Records from a data collection
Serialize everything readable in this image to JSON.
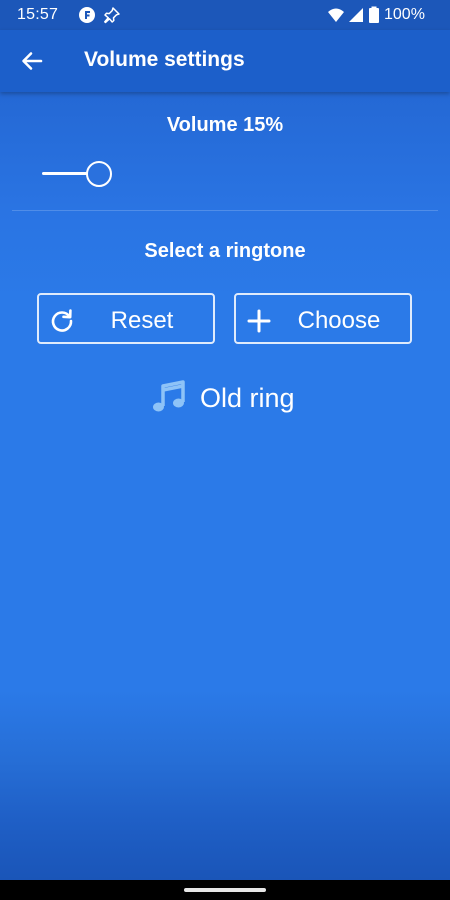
{
  "status_bar": {
    "time": "15:57",
    "battery_percent": "100%",
    "icons": [
      "notification-f-icon",
      "pin-icon",
      "wifi-icon",
      "signal-icon",
      "battery-icon"
    ]
  },
  "app_bar": {
    "title": "Volume settings",
    "back_icon": "arrow-left-icon"
  },
  "volume": {
    "label": "Volume 15%",
    "value_percent": 15
  },
  "ringtone": {
    "heading": "Select a ringtone",
    "reset_label": "Reset",
    "reset_icon": "refresh-icon",
    "choose_label": "Choose",
    "choose_icon": "plus-icon",
    "current_icon": "music-note-icon",
    "current_name": "Old ring"
  },
  "colors": {
    "primary": "#1c5fca",
    "background": "#2b7ae8",
    "music_icon": "#8ec3f7"
  }
}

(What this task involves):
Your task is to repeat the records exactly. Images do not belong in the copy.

(Response box):
Serialize everything readable in this image to JSON.
{
  "status_bar": {
    "time": "15:57",
    "battery_percent": "100%",
    "icons": [
      "notification-f-icon",
      "pin-icon",
      "wifi-icon",
      "signal-icon",
      "battery-icon"
    ]
  },
  "app_bar": {
    "title": "Volume settings",
    "back_icon": "arrow-left-icon"
  },
  "volume": {
    "label": "Volume 15%",
    "value_percent": 15
  },
  "ringtone": {
    "heading": "Select a ringtone",
    "reset_label": "Reset",
    "reset_icon": "refresh-icon",
    "choose_label": "Choose",
    "choose_icon": "plus-icon",
    "current_icon": "music-note-icon",
    "current_name": "Old ring"
  },
  "colors": {
    "primary": "#1c5fca",
    "background": "#2b7ae8",
    "music_icon": "#8ec3f7"
  }
}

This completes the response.